washing vegetables

The holidays provide the perfect opportunity to create an elaborate family feast. But before you start firing up the oven, keep in mind that cooking a big meal comes with some risks. If you're not careful, bacteria and other organisms may contaminate your meal. This can lead to food poisoning and other food-related illnesses.

Fortunately, there are simple precautions you can take to protect yourself and your family. Some of the more common organisms that cause food-related illnesses are e-coli, salmonella, listeria, and parasites. Though they might sound scary, these organisms can be killed by following basic food safety practices. Make sure your holiday meal is happy and healthy: Adopt these four food-handling safety techniques while preparing your next big feast.


This may seem obvious, but it's easy to forge the importance of keeping your kitchen clean. Before you start cooking, clean your counter surfaces with hot, soapy water and wipe them down with paper towels or clean cloths. If you use cloth towels, make sure to wash them regularly on your washing machine's hot cycle.

Next, wash your hands, utensils, dishes, and cutting boards with hot, soapy water. Make sure you do this before and after you prepare each item of your meal.

Lastly, be sure to wash all fruits and vegetables before cutting them. Hold each item under running water for at least ten seconds to wash away any dirt or lingering pesticides. Then, simply dry the fruit or vegetable with a paper towel or clean cloth. You don't need to use soap or chemicals. You also don't need to wash raw meat, poultry, or eggs, since washing these items may actually spread bacteria to the rest of your kitchen.


Once you've scoured your surfaces with hot, soapy water, you might think you are in the clear to cook up a storm! Think again: The bacteria found on raw meat, poultry, seafood, and eggs can still spread bacteria to other fresh or ready-to-eat foods. This is called cross-contamination, and you can only avoid it by keeping these foods separated.

The U.S. Department of Health and Human Services recommends using separate cutting boards to keep foods apart: One cutting board for meat, another for poultry, and another for fruits and vegetables. Only combine ingredients once you are ready to begin cooking, and be sure to wash your hands between handling raw meats and fresh foods. Remember that everything you touch after handling raw meats will be contaminated unless you clean your hands with hot, soapy water.


Even though certain foods might "look" done, it's important to test the temperature before you serve them. You'll need a special food thermometer to test the internal temperature of various meats to be sure they are safe for eating.
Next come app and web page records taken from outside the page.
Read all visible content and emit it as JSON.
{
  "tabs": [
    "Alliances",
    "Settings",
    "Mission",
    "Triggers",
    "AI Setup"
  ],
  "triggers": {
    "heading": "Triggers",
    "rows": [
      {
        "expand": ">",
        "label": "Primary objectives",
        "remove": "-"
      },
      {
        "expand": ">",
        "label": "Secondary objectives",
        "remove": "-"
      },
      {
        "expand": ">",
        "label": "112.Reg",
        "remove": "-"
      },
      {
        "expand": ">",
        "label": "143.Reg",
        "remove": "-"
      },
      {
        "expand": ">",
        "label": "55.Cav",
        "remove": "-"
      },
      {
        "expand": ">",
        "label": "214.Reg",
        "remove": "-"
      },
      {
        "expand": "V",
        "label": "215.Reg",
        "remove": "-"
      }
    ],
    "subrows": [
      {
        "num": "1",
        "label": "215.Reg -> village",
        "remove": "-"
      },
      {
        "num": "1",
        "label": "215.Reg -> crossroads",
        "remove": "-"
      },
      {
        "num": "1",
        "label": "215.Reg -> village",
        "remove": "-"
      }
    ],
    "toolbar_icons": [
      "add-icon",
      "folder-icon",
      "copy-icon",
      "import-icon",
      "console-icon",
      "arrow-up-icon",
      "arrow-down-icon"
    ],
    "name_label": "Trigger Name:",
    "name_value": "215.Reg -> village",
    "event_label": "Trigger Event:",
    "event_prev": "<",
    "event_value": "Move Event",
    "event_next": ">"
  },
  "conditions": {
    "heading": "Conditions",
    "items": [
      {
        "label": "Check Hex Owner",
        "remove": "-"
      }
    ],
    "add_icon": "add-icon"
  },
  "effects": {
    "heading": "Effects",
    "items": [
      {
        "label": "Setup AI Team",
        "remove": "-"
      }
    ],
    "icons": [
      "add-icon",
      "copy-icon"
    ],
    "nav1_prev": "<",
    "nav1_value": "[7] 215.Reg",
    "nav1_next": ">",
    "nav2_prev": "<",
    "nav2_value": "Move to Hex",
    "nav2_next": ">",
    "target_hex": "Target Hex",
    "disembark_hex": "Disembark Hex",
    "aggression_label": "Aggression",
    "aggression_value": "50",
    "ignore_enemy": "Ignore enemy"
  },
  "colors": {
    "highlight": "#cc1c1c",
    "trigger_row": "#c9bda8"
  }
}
The Centers for Disease Control recommends cooking these meats to a specific temperature:

  • Whole meats should reach an internal temperature of at least 145?F (be sure to allow the meat to rest for 3 minutes before carving or consuming)
  • Ground meats must be cooked to an internal temperature of at least 160?F
  • Poultry must be cooked to an internal temperature of at least 165?F, including chicken and turkey

It is also important to take care as to how you thaw meat. Never leave frozen meat sitting on a counter to thaw at room temperature, since this increases bacteria production. Meat can be safely thawed in cold water, in the refrigerator, or in the microwave.


If you are making a large meal this holiday, it's likely that you'll need to store various items in your refrigerator. To keep your foods safe while they wait, make sure that your refrigerator is at 40?F, and that all items are stored with a lid or plastic wrap over openings. If you make a big trip to the grocery store, be sure to store any purchases that need to be kept cold - like meat - in your refrigerator. Bacteria can start multiplying on unrefrigerated food in as little as 2 hours - and even less, if you keep your home warm and toasty.

HealthAhead Hint: Cook Safe for Happy Holidays

One of the best parts of the holiday season is coming together with family and sharing a delicious meal. But a warm family occasional can quickly become stressful if someone - or multiple people - become sick from eating the food. That's why food safety should always be your top priority. Be mindful of the steps you're taking as you prepare your meal. When in doubt, wash your hands, cooking implements, and surface areas again with hot, soapy water. Stick to the four techniques of food safety - Clean, Separate, Cook, and Chill - to ensure that your family meal will be as safe as it is delicious.